◆ **EXERCISE REQUIREMENTS**
Please print all of the records that follow with nothing altered.

* * *

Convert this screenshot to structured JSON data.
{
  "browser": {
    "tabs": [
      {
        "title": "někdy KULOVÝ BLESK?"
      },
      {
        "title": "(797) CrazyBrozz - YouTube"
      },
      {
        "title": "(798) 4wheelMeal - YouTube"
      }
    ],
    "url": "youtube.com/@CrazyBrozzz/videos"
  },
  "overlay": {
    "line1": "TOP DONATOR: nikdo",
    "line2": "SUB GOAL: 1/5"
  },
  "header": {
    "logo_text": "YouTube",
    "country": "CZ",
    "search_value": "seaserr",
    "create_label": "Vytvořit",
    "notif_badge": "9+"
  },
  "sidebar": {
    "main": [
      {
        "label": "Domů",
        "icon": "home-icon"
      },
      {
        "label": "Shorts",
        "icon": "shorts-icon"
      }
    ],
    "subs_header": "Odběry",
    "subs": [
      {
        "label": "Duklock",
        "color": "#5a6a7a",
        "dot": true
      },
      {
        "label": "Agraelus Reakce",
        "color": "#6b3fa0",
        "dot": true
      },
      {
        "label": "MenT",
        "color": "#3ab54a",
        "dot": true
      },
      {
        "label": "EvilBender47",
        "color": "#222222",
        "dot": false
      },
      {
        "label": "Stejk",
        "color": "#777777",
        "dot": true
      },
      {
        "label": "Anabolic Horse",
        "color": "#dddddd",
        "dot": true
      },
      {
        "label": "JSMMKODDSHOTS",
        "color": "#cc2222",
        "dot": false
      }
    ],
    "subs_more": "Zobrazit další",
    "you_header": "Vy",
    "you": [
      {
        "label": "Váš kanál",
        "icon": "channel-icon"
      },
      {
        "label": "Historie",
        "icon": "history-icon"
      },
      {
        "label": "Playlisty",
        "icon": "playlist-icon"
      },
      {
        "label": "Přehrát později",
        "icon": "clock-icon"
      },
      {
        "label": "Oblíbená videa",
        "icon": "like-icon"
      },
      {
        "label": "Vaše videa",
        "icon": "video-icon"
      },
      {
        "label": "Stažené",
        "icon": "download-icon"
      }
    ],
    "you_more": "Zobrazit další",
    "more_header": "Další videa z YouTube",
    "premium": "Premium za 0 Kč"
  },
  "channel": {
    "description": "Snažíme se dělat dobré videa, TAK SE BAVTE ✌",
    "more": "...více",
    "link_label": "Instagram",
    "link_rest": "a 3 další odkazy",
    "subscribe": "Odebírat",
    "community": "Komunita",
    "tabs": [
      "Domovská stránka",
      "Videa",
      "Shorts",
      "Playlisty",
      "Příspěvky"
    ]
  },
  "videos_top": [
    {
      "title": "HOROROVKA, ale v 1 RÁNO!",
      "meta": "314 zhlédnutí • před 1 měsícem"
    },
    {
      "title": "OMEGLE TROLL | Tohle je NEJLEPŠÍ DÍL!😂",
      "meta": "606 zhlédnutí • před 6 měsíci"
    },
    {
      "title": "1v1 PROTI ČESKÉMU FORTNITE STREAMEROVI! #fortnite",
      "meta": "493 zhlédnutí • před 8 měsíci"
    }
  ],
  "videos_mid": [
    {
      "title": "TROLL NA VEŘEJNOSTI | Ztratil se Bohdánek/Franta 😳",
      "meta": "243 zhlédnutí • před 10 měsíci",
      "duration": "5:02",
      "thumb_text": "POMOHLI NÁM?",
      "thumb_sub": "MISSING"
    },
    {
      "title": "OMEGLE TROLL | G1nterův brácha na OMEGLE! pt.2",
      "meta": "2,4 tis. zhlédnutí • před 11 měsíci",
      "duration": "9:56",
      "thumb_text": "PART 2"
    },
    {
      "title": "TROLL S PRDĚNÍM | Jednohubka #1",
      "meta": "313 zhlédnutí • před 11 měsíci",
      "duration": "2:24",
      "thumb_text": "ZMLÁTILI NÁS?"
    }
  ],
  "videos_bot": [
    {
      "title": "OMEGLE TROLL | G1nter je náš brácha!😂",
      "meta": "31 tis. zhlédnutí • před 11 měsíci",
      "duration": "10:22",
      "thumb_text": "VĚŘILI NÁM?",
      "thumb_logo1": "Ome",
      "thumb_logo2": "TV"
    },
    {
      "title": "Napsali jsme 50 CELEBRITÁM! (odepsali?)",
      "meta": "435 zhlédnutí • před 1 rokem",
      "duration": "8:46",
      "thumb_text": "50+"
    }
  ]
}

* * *

◆ **EXERCISE ANSWER**
Convert this screenshot to structured JSON data.
{
  "browser": {
    "tabs": [
      {
        "title": "někdy KULOVÝ BLESK?"
      },
      {
        "title": "(797) CrazyBrozz - YouTube"
      },
      {
        "title": "(798) 4wheelMeal - YouTube"
      }
    ],
    "url": "youtube.com/@CrazyBrozzz/videos"
  },
  "overlay": {
    "line1": "TOP DONATOR: nikdo",
    "line2": "SUB GOAL: 1/5"
  },
  "header": {
    "logo_text": "YouTube",
    "country": "CZ",
    "search_value": "seaserr",
    "create_label": "Vytvořit",
    "notif_badge": "9+"
  },
  "sidebar": {
    "main": [
      {
        "label": "Domů",
        "icon": "home-icon"
      },
      {
        "label": "Shorts",
        "icon": "shorts-icon"
      }
    ],
    "subs_header": "Odběry",
    "subs": [
      {
        "label": "Duklock",
        "color": "#5a6a7a",
        "dot": true
      },
      {
        "label": "Agraelus Reakce",
        "color": "#6b3fa0",
        "dot": true
      },
      {
        "label": "MenT",
        "color": "#3ab54a",
        "dot": true
      },
      {
        "label": "EvilBender47",
        "color": "#222222",
        "dot": false
      },
      {
        "label": "Stejk",
        "color": "#777777",
        "dot": true
      },
      {
        "label": "Anabolic Horse",
        "color": "#dddddd",
        "dot": true
      },
      {
        "label": "JSMMKODDSHOTS",
        "color": "#cc2222",
        "dot": false
      }
    ],
    "subs_more": "Zobrazit další",
    "you_header": "Vy",
    "you": [
      {
        "label": "Váš kanál",
        "icon": "channel-icon"
      },
      {
        "label": "Historie",
        "icon": "history-icon"
      },
      {
        "label": "Playlisty",
        "icon": "playlist-icon"
      },
      {
        "label": "Přehrát později",
        "icon": "clock-icon"
      },
      {
        "label": "Oblíbená videa",
        "icon": "like-icon"
      },
      {
        "label": "Vaše videa",
        "icon": "video-icon"
      },
      {
        "label": "Stažené",
        "icon": "download-icon"
      }
    ],
    "you_more": "Zobrazit další",
    "more_header": "Další videa z YouTube",
    "premium": "Premium za 0 Kč"
  },
  "channel": {
    "description": "Snažíme se dělat dobré videa, TAK SE BAVTE ✌",
    "more": "...více",
    "link_label": "Instagram",
    "link_rest": "a 3 další odkazy",
    "subscribe": "Odebírat",
    "community": "Komunita",
    "tabs": [
      "Domovská stránka",
      "Videa",
      "Shorts",
      "Playlisty",
      "Příspěvky"
    ]
  },
  "videos_top": [
    {
      "title": "HOROROVKA, ale v 1 RÁNO!",
      "meta": "314 zhlédnutí • před 1 měsícem"
    },
    {
      "title": "OMEGLE TROLL | Tohle je NEJLEPŠÍ DÍL!😂",
      "meta": "606 zhlédnutí • před 6 měsíci"
    },
    {
      "title": "1v1 PROTI ČESKÉMU FORTNITE STREAMEROVI! #fortnite",
      "meta": "493 zhlédnutí • před 8 měsíci"
    }
  ],
  "videos_mid": [
    {
      "title": "TROLL NA VEŘEJNOSTI | Ztratil se Bohdánek/Franta 😳",
      "meta": "243 zhlédnutí • před 10 měsíci",
      "duration": "5:02",
      "thumb_text": "POMOHLI NÁM?",
      "thumb_sub": "MISSING"
    },
    {
      "title": "OMEGLE TROLL | G1nterův brácha na OMEGLE! pt.2",
      "meta": "2,4 tis. zhlédnutí • před 11 měsíci",
      "duration": "9:56",
      "thumb_text": "PART 2"
    },
    {
      "title": "TROLL S PRDĚNÍM | Jednohubka #1",
      "meta": "313 zhlédnutí • před 11 měsíci",
      "duration": "2:24",
      "thumb_text": "ZMLÁTILI NÁS?"
    }
  ],
  "videos_bot": [
    {
      "title": "OMEGLE TROLL | G1nter je náš brácha!😂",
      "meta": "31 tis. zhlédnutí • před 11 měsíci",
      "duration": "10:22",
      "thumb_text": "VĚŘILI NÁM?",
      "thumb_logo1": "Ome",
      "thumb_logo2": "TV"
    },
    {
      "title": "Napsali jsme 50 CELEBRITÁM! (odepsali?)",
      "meta": "435 zhlédnutí • před 1 rokem",
      "duration": "8:46",
      "thumb_text": "50+"
    }
  ]
}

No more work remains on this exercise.